But is our real risk lower? “Fortunately, dementia occurs in only about 20% of people with Parkinson’s disease, “ according to a 2015 review of Parkinson’s dementia in “EMedicine and Health.”
“If patients experience hallucinations and have severe motor control (problems versus tremor predominance), they’re at higher risk for dementia. The development of dementia is slow. Typically, people that (sic) develop symptoms of dementia do so about 10 to 15 years after the initial diagnosis of Parkinson’s disease.”
The review goes on to say: “Some researchers suggest that at least 50% of people with Parkinson’s disease have some mild cognitive impairment and estimate that as many as 20% to 40% (of those) may have more severe symptoms (of) dementia.”
Who Gets PD?
The Neuro Institute of Sarasota answers this way: “We used to think it was associated with professions such as arc-welding or steel mill work, but more recent studies have not confirmed this; in fact, it seems to be more prevalent in engineers, accountants, and doctors, suggesting that these patients are more likely to seek help and be diagnosed.”
Sensory Loss in PD
For some of us, sensory loss frustrates our everyday routines. My reduced sense of feel in both hands makes for too many incidences of the “dropsies.” My temperature control is often haywire, making me feel hotter than the actual room temperature would suggest.
The possible reason? A 2008 study of skin samples by Maria Nolano, etc. shows a significant loss of sensory nerve ends in the hands of parkies.
Two recent articles are worth your attention.
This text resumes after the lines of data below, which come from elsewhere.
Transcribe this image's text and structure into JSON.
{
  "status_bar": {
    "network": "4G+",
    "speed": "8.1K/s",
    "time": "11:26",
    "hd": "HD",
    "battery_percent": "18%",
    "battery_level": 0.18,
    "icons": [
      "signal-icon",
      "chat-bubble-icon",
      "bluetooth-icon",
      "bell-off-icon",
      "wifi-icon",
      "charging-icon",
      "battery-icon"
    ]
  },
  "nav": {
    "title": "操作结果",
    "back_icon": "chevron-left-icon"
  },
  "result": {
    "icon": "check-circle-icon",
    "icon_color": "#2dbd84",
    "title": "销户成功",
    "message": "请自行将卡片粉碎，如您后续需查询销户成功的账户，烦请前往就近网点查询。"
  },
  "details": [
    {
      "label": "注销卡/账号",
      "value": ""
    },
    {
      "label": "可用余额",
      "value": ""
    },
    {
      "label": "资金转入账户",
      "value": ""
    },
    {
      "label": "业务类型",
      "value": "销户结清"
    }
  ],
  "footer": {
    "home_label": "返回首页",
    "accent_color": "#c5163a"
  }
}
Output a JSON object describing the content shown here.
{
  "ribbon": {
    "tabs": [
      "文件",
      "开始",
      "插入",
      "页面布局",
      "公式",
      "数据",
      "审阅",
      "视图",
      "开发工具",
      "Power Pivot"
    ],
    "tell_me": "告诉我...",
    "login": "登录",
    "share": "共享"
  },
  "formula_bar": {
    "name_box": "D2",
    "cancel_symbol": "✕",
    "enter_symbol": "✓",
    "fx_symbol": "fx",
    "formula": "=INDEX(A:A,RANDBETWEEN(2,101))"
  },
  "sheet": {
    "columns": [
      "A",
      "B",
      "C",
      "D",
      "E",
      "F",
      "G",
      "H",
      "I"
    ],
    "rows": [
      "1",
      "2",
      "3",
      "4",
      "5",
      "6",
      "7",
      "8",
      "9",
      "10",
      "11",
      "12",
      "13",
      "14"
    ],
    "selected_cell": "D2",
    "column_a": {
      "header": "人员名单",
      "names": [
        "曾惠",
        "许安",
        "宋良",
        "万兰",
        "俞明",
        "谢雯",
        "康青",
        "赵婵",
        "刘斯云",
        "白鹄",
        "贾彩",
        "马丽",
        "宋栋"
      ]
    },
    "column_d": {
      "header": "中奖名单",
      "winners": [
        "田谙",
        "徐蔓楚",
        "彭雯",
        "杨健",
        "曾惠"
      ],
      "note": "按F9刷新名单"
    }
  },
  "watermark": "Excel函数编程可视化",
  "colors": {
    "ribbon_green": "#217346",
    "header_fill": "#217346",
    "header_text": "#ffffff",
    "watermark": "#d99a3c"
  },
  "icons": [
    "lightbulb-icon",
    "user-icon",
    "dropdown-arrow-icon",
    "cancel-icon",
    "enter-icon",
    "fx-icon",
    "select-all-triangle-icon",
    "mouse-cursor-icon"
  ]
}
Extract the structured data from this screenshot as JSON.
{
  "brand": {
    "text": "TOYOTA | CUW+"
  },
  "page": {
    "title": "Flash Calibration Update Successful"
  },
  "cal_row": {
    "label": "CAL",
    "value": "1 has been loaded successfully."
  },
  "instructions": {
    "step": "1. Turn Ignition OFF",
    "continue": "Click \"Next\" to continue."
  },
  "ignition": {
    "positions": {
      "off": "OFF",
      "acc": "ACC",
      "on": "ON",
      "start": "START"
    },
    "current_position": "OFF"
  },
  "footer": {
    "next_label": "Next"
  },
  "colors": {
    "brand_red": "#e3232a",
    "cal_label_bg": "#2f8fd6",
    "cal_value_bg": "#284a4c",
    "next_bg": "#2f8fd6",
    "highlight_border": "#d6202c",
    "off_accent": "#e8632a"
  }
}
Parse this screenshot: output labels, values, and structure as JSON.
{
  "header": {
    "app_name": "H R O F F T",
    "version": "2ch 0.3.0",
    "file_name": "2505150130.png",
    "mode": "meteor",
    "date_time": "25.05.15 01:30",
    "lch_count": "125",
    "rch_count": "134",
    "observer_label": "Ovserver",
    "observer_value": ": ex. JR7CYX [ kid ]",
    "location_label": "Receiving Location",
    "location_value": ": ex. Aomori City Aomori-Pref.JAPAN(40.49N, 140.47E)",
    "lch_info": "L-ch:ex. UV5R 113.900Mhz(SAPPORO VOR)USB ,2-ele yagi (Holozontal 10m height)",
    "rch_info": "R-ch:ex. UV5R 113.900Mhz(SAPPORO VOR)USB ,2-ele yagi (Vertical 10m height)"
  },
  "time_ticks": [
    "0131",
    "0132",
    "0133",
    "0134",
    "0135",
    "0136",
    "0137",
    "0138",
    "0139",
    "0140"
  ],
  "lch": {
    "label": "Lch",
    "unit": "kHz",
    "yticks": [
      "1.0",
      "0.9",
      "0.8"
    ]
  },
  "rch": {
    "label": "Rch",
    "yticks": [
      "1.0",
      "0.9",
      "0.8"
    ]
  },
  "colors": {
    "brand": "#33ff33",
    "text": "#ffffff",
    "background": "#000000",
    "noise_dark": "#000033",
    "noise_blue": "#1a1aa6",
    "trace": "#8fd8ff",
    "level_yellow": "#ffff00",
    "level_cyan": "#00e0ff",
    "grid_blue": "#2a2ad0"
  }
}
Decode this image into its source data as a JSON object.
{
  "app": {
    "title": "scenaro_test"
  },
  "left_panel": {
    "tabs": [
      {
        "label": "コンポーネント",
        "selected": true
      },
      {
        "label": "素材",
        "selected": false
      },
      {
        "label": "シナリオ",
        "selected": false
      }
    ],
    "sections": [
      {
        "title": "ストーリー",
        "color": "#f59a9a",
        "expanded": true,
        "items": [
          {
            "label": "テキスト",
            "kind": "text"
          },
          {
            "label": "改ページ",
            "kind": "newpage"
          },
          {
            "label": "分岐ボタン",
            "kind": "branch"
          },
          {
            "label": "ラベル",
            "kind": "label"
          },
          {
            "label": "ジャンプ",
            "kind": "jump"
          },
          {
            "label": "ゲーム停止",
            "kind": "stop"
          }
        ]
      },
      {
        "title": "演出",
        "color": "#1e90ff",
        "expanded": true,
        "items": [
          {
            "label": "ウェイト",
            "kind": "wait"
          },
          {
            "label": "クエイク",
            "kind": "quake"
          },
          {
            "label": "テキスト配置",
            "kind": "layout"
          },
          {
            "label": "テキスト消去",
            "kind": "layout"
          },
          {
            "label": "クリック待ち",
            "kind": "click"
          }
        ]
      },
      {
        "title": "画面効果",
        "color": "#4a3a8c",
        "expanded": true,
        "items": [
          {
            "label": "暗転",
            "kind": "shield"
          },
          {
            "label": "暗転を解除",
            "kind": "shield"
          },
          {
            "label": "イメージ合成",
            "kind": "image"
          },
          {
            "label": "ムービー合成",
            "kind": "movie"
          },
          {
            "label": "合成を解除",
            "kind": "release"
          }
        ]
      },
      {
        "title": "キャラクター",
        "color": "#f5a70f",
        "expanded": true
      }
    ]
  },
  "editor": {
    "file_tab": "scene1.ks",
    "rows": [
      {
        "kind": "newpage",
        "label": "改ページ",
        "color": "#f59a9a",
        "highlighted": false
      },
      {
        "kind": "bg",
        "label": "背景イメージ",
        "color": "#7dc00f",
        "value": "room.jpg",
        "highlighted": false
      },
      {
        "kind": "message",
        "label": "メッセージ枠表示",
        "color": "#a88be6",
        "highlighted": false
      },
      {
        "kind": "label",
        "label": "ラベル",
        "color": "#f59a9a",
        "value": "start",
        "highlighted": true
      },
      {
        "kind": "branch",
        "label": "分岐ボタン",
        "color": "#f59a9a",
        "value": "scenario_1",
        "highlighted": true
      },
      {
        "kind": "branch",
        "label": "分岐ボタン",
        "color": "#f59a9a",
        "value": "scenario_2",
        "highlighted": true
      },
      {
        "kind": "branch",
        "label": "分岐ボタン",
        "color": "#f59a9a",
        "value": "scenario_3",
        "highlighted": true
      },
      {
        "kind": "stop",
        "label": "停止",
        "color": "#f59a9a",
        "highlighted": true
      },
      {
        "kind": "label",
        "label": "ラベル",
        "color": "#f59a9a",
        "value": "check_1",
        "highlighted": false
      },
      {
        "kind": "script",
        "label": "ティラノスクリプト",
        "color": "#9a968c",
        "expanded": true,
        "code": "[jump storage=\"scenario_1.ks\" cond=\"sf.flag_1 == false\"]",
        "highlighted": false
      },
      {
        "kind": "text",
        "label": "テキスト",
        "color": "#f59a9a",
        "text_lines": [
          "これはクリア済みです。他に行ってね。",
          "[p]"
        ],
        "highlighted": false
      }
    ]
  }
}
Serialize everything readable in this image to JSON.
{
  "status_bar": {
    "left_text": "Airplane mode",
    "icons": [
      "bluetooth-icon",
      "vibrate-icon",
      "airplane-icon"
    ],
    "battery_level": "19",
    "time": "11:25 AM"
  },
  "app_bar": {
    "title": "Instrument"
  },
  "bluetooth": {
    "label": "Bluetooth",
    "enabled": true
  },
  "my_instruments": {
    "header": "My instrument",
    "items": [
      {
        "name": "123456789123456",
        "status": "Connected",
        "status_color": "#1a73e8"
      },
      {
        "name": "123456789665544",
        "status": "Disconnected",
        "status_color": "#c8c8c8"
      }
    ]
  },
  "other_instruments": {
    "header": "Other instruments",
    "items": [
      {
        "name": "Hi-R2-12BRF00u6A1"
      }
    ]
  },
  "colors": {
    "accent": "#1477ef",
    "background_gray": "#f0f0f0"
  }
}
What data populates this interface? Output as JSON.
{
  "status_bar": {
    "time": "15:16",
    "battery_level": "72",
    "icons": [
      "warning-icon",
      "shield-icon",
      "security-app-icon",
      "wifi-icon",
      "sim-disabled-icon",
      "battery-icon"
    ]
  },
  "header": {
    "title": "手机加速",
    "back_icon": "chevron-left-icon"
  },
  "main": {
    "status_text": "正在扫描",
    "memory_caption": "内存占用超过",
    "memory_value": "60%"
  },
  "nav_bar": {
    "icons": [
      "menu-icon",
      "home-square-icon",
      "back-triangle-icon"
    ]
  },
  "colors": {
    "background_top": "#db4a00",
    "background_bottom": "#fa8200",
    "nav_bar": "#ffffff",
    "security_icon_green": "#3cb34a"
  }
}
Barbara Peters-Smith, medical writer for The Sarasota Herald-Tribune examines the extensive and very impressive PD support and treatment options in Sarasota County, including, two, (count them two) care and treatment organizations. Eat your heart out Hillsborough and Pinellas parkies.
The second article of note is ESPN’s long feature on Rock Steady Boxing, which again raises the question of when Hillsborough will get a franchise.